I’ll talk of the recent Big Bash League (BBL)… It was an enormous success, drawing very handsome crowds. The women’s BBL was also a huge success… For many, the T20 format is magic and cricket has become Australia’s favourite sport in summer… Yes, the commercial success is enormous. As a format, it would get better if the imbalance between bat and ball gets addressed.
T20 was supposed to be for the young in age. But the series in Australia saw quite a few 30-plus players making a comeback. Your take?
The IPL and the BBL have created more opportunities for certain players. There’s a place for veterans within the game – even I’ve played in the IPL and in the BBL – and experience shines when under pressure… Look at Shane Watson and Yuvraj Singh.
Finally, across formats, which batsmen would you actually pay to watch?
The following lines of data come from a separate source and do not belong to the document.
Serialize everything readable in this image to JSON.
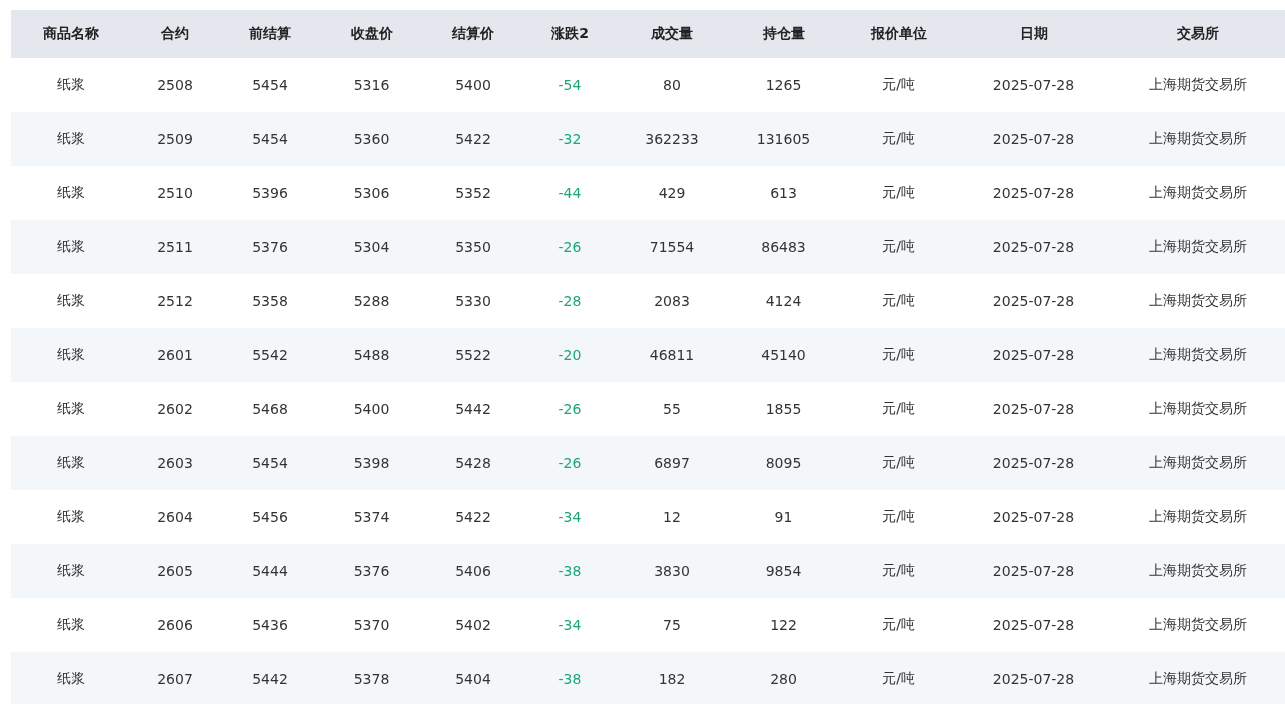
{
  "table": {
    "columns": [
      {
        "label": "商品名称",
        "kind": "text"
      },
      {
        "label": "合约",
        "kind": "text"
      },
      {
        "label": "前结算",
        "kind": "text"
      },
      {
        "label": "收盘价",
        "kind": "text"
      },
      {
        "label": "结算价",
        "kind": "text"
      },
      {
        "label": "涨跌2",
        "kind": "change"
      },
      {
        "label": "成交量",
        "kind": "text"
      },
      {
        "label": "持仓量",
        "kind": "text"
      },
      {
        "label": "报价单位",
        "kind": "text"
      },
      {
        "label": "日期",
        "kind": "text"
      },
      {
        "label": "交易所",
        "kind": "text"
      }
    ],
    "rows": [
      [
        "纸浆",
        "2508",
        "5454",
        "5316",
        "5400",
        "-54",
        "80",
        "1265",
        "元/吨",
        "2025-07-28",
        "上海期货交易所"
      ],
      [
        "纸浆",
        "2509",
        "5454",
        "5360",
        "5422",
        "-32",
        "362233",
        "131605",
        "元/吨",
        "2025-07-28",
        "上海期货交易所"
      ],
      [
        "纸浆",
        "2510",
        "5396",
        "5306",
        "5352",
        "-44",
        "429",
        "613",
        "元/吨",
        "2025-07-28",
        "上海期货交易所"
      ],
      [
        "纸浆",
        "2511",
        "5376",
        "5304",
        "5350",
        "-26",
        "71554",
        "86483",
        "元/吨",
        "2025-07-28",
        "上海期货交易所"
      ],
      [
        "纸浆",
        "2512",
        "5358",
        "5288",
        "5330",
        "-28",
        "2083",
        "4124",
        "元/吨",
        "2025-07-28",
        "上海期货交易所"
      ],
      [
        "纸浆",
        "2601",
        "5542",
        "5488",
        "5522",
        "-20",
        "46811",
        "45140",
        "元/吨",
        "2025-07-28",
        "上海期货交易所"
      ],
      [
        "纸浆",
        "2602",
        "5468",
        "5400",
        "5442",
        "-26",
        "55",
        "1855",
        "元/吨",
        "2025-07-28",
        "上海期货交易所"
      ],
      [
        "纸浆",
        "2603",
        "5454",
        "5398",
        "5428",
        "-26",
        "6897",
        "8095",
        "元/吨",
        "2025-07-28",
        "上海期货交易所"
      ],
      [
        "纸浆",
        "2604",
        "5456",
        "5374",
        "5422",
        "-34",
        "12",
        "91",
        "元/吨",
        "2025-07-28",
        "上海期货交易所"
      ],
      [
        "纸浆",
        "2605",
        "5444",
        "5376",
        "5406",
        "-38",
        "3830",
        "9854",
        "元/吨",
        "2025-07-28",
        "上海期货交易所"
      ],
      [
        "纸浆",
        "2606",
        "5436",
        "5370",
        "5402",
        "-34",
        "75",
        "122",
        "元/吨",
        "2025-07-28",
        "上海期货交易所"
      ],
      [
        "纸浆",
        "2607",
        "5442",
        "5378",
        "5404",
        "-38",
        "182",
        "280",
        "元/吨",
        "2025-07-28",
        "上海期货交易所"
      ]
    ]
  }
}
I’d (alphabetically) pick six…
USMAN KHAWAJA: Pure class… The culture coach Darren Lehmann encourages has helped. Darren’s all for hard cricket, yet fun cricket… Khawaja’s ability to just relax and be himself has done wonders. He’s in the Sharma mould.
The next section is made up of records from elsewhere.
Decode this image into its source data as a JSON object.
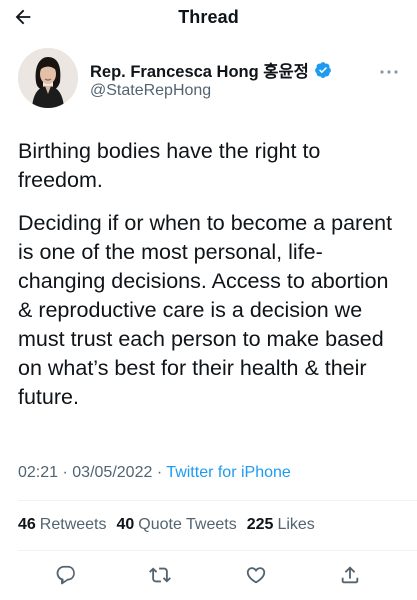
{
  "header": {
    "title": "Thread",
    "back_icon": "arrow-left-icon"
  },
  "author": {
    "display_name": "Rep. Francesca Hong 홍윤정",
    "handle": "@StateRepHong",
    "verified_icon": "verified-badge-icon",
    "verified_color": "#1d9bf0"
  },
  "tweet": {
    "paragraphs": [
      "Birthing bodies have the right to freedom.",
      "Deciding if or when to become a parent is one of the most personal, life-changing decisions. Access to abortion & reproductive care is a decision we must trust each person to make based on what’s best for their health & their future."
    ],
    "time": "02:21",
    "separator": "·",
    "date": "03/05/2022",
    "source": "Twitter for iPhone"
  },
  "stats": {
    "retweets_count": "46",
    "retweets_label": "Retweets",
    "quotes_count": "40",
    "quotes_label": "Quote Tweets",
    "likes_count": "225",
    "likes_label": "Likes"
  },
  "actions": [
    {
      "icon": "reply-icon"
    },
    {
      "icon": "retweet-icon"
    },
    {
      "icon": "like-icon"
    },
    {
      "icon": "share-icon"
    }
  ],
  "colors": {
    "text": "#0f1419",
    "secondary": "#536471",
    "accent": "#1d9bf0",
    "divider": "#eff3f4"
  }
}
VIRAT KOHLI: Under pressure, Kohli has the ability to lift his game… Has a good set of skills, both against the quicker bowlers and the spinners. Smart footwork, too. Kohli’s figures do much of the talking.
ROHIT SHARMA: To be honest, Sharma takes me back to the time I was a boy and admired watching David Gower… Gower, of course, was a left-hander. I understand there’s scepticism regarding Sharma in India, but I’ve found him wonderful to watch.
AB de VILLIERS: Wow… AB’s improvisation is brilliant. I mean, his adaptability and class are there for all to see.
DAVID WARNER: Has an enormous ability to shift gears… Warner’s changed his game and now has the technique of a proper top-order batsman.
KANE WILLIAMSON: A class batsman, with a technique normally not seen in modern-day batters… He plays deep in his crease and is definitely one to watch out for in the years to come. He’s a master where temperament is concerned. Williamson’s lovely to watch.